But the industry has long suffered an image problem. "If you brought up the word annuity at a cocktail party, you'd be standing alone pretty quickly," says Bryan Place of Place Financial Advisers in Manlius, N.Y. "Say that word, and people think high commissions, high fees, brokers trying to sell them to widows who don't need them. But reality differs from perception." Other knocks against annuities include inflexible contracts and a bewildering number of bells and whistles.

Cut out the middleman

Advisers like Place, as well as some of the big financial firms, are working to demystify these sometimes complex tools with stripped-down products, easily digestible research, Web-based calculators, and in at least one case, online purchase options. In December, Fidelity began allowing customers to sidestep the middleman and open a tax-deferred variable annuity online. In addition, insurance companies including Hartford, Genworth, MetLife, and Prudential Financial are now offering annuities designed for 401(k) plans. So far, several dozen employers have added annuities to their menu of investment choices, giving workers the option to direct all or part of their contributions into annuities.

Fidelity says its Personal Retirement Annuity is suitable for online sales because it's devoid of complicated add-ons. "What we've done is try to simplify the product," says Joan Bloom, senior vice president of Fidelity Investments Life Insurance. "Through customer research, we found that customers really didn't understand what they were buying, so we stripped our products down to offer the most basic features at a low cost."

Using input from focus groups, Fidelity has also revamped its online research materials to include calculators, worksheets, and two-minute videos explaining the ins and outs of annuities.

Strive for simplicity

Perhaps more evidence that annuities need unscrambling: Annuities for Dummies hit the shelves in January (to be fair, The Complete Idiot's Guide to Buying Insurance and Annuities has been out more than a decade). "The industry is trying to strike a balance between making these products simple enough to understand, yet hardy enough to deal with the real risks in the marketplace," says John Diehl, director of Hartford's Retirement Solutions Group, which uses research from MIT's AgeLab to create more understandable annuity marketing materials.

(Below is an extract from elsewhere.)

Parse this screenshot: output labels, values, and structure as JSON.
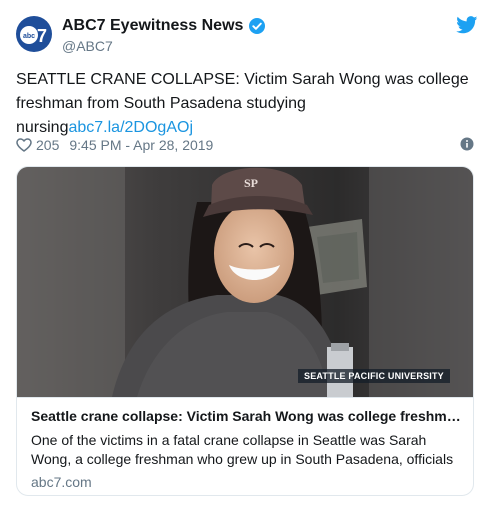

Some confusion stems from the variety of annuities on the market. Annuities can be immediate, which means payments begin right away, or deferred, meaning payments (and taxes) are postponed. They can also be fixed, with a set payment amount, or variable, which means payments depend on the performance of an investment.

Riders, such as death benefits, guaranteed rates of return, and long-term-care benefits, can complicate variable annuities. Those extras often come at a steep premium, so it pays to eyeball variable annuities closely, says Rudy Aguilera, founder of Helios, an investment advisory firm in Orlando. "Transparency has never been one of the industry's strong suits," he says.

Do your research

But don't assume all annuities are overly complicated, says John Ameriks, head of Vanguard's Investment Counseling and Research Group. "Immediate annuities are straightforward," he says. "The deal is this: You give us a lump sum; we give you payments for as long as you live. It's not a lot more complicated than that."

Like Fidelity, Vanguard offers stripped-down annuities that minimize fees. Customers can fill out applications online, although they must print, sign, and mail the forms. However, few people go this route, says John Heywood, principal of Vanguard's retail investor group: "Most people want to talk first."